In an earlier post, I wrote about my own experience conducting a focus group for the same class in which my friends are now enrolled. Therefore, understanding the frustrations of gathering participants, I decided to take a break from my studying to join their focus group. Oh, and they had pizza, too. So apparently, one part procrastination and one part free food seems to be the best formula for recruiting student participants.
The focus group surrounded student usage of information channels and looked specifically at SpiderBytes—the UR campus announcement system that covers everything from student organization messages to academic event info. If you asked random students at the university about the system, you’d likely find a wide range of responses. Some students read SpiderBytes (which come in the form of a daily email) religiously, while others delete the message the second it shows up in their inbox. I personally lean more towards the avid reader side of things, but even still, I don’t think it’s perfect.

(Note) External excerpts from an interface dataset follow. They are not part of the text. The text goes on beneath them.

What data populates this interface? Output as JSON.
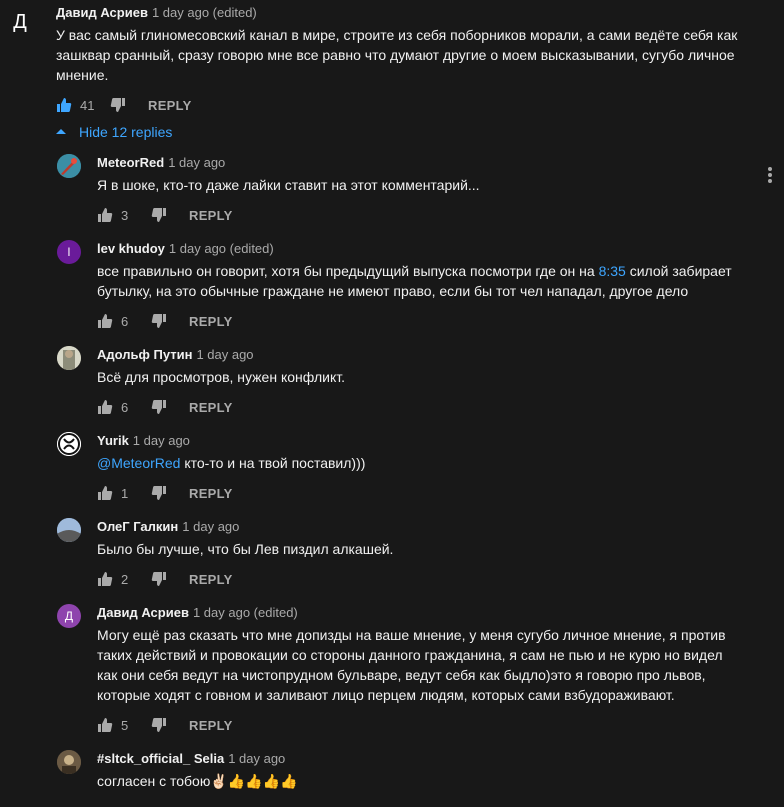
{
  "top_comment": {
    "avatar_letter": "Д",
    "avatar_color": "#8e44ad",
    "author": "Давид Асриев",
    "meta": "1 day ago (edited)",
    "lines": [
      "У вас самый глиномесовский канал в мире, строите из себя поборников морали, а сами ведёте себя как",
      "зашквар сранный, сразу говорю мне все равно что думают другие о моем высказывании, сугубо личное",
      "мнение."
    ],
    "likes": "41",
    "reply_label": "REPLY"
  },
  "hide_replies_label": "Hide 12 replies",
  "replies": [
    {
      "author": "MeteorRed",
      "meta": "1 day ago",
      "avatar_kind": "image",
      "avatar_colors": [
        "#3b8ea5",
        "#c0392b"
      ],
      "lines": [
        "Я в шоке, кто-то даже лайки ставит на этот комментарий..."
      ],
      "likes": "3",
      "reply_label": "REPLY"
    },
    {
      "author": "lev khudoy",
      "meta": "1 day ago (edited)",
      "avatar_kind": "letter",
      "avatar_letter": "l",
      "avatar_colors": [
        "#6a1b9a"
      ],
      "lines": [
        "все правильно он говорит, хотя бы предыдущий выпуска посмотри где он на",
        "бутылку, на это обычные граждане не имеют право, если бы тот чел нападал, другое дело"
      ],
      "timestamp_link": "8:35",
      "line1_after": " силой забирает",
      "likes": "6",
      "reply_label": "REPLY"
    },
    {
      "author": "Адольф Путин",
      "meta": "1 day ago",
      "avatar_kind": "image",
      "avatar_colors": [
        "#8d8d7a",
        "#d8d8c8"
      ],
      "lines": [
        "Всё для просмотров, нужен конфликт."
      ],
      "likes": "6",
      "reply_label": "REPLY"
    },
    {
      "author": "Yurik",
      "meta": "1 day ago",
      "avatar_kind": "image",
      "avatar_colors": [
        "#ffffff",
        "#111111"
      ],
      "mention": "@MeteorRed",
      "lines": [
        " кто-то и на твой поставил)))"
      ],
      "likes": "1",
      "reply_label": "REPLY"
    },
    {
      "author": "ОлеГ Галкин",
      "meta": "1 day ago",
      "avatar_kind": "image",
      "avatar_colors": [
        "#7a9cc2",
        "#5a5a5a"
      ],
      "lines": [
        "Было бы лучше, что бы Лев пиздил алкашей."
      ],
      "likes": "2",
      "reply_label": "REPLY"
    },
    {
      "author": "Давид Асриев",
      "meta": "1 day ago (edited)",
      "avatar_kind": "letter",
      "avatar_letter": "Д",
      "avatar_colors": [
        "#8e44ad"
      ],
      "lines": [
        "Могу ещё раз сказать что мне допизды на ваше мнение, у меня сугубо личное мнение, я против",
        "таких действий и провокации со стороны данного гражданина, я сам не пью и не курю но видел",
        "как они себя ведут на чистопрудном бульваре, ведут себя как быдло)это я говорю про львов,",
        "которые ходят с говном и заливают лицо перцем людям, которых сами взбудораживают."
      ],
      "likes": "5",
      "reply_label": "REPLY"
    },
    {
      "author": "#sltck_official_ Selia",
      "meta": "1 day ago",
      "avatar_kind": "image",
      "avatar_colors": [
        "#6b5a44",
        "#c9b28a"
      ],
      "lines": [
        "согласен с тобою✌🏻👍👍👍👍"
      ]
    }
  ]
}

As a marketing student, I found it really interesting to see the varied ideas others had on how to improve the system and what they thought were its current successes.
Despite their last minute panic to find students, my friends did a great job conducting the focus group. They asked a lot of creative questions that really got us thinking about the essence of SpiderBytes and what the current brand perception was on campus. Questions like “Describe SpiderBytes as if it was a person” and “What kind of friends would these various social media outlets be?” led to some hilarious (yet extremely relevant) answers.
One lesson I learned from the experience—or rather re-learned—was that while it may take some incentives to motivate me to help out on a friend’s school project, I’m almost always glad I made the effort. Not only are you doing a friend a favor, you often get more out of the experience than you initially expected.
Why UR?A simple answer to the question "Why UR?" would be to say that it just felt right. Though, whereas that isn't inaccurate, I know how vague and frustrating an answer like that can be for readers. So, I will try to explain myself. The University of Richmond, as I researched it more and more, became continually more appealing. Every new thing I learned became another reason to attend. (That certainly was not the case with other schools.) I didn't have to wrestle with thoughts like, "I guess I can live with that" or "Maybe it won't seem like that when I'm actually there." In fact, even viewing the university with a critical eye, it was difficult to find something bad to say about it. That may sound like I'm simply affirming my final decision, but it's not easy to answer that question without directly showing someone what I'm trying to articulate. UR is a place that, although ripe for descriptive writing, must be experienced firsthand to truly understand. That, I believe, says more than any list of reasons ever could.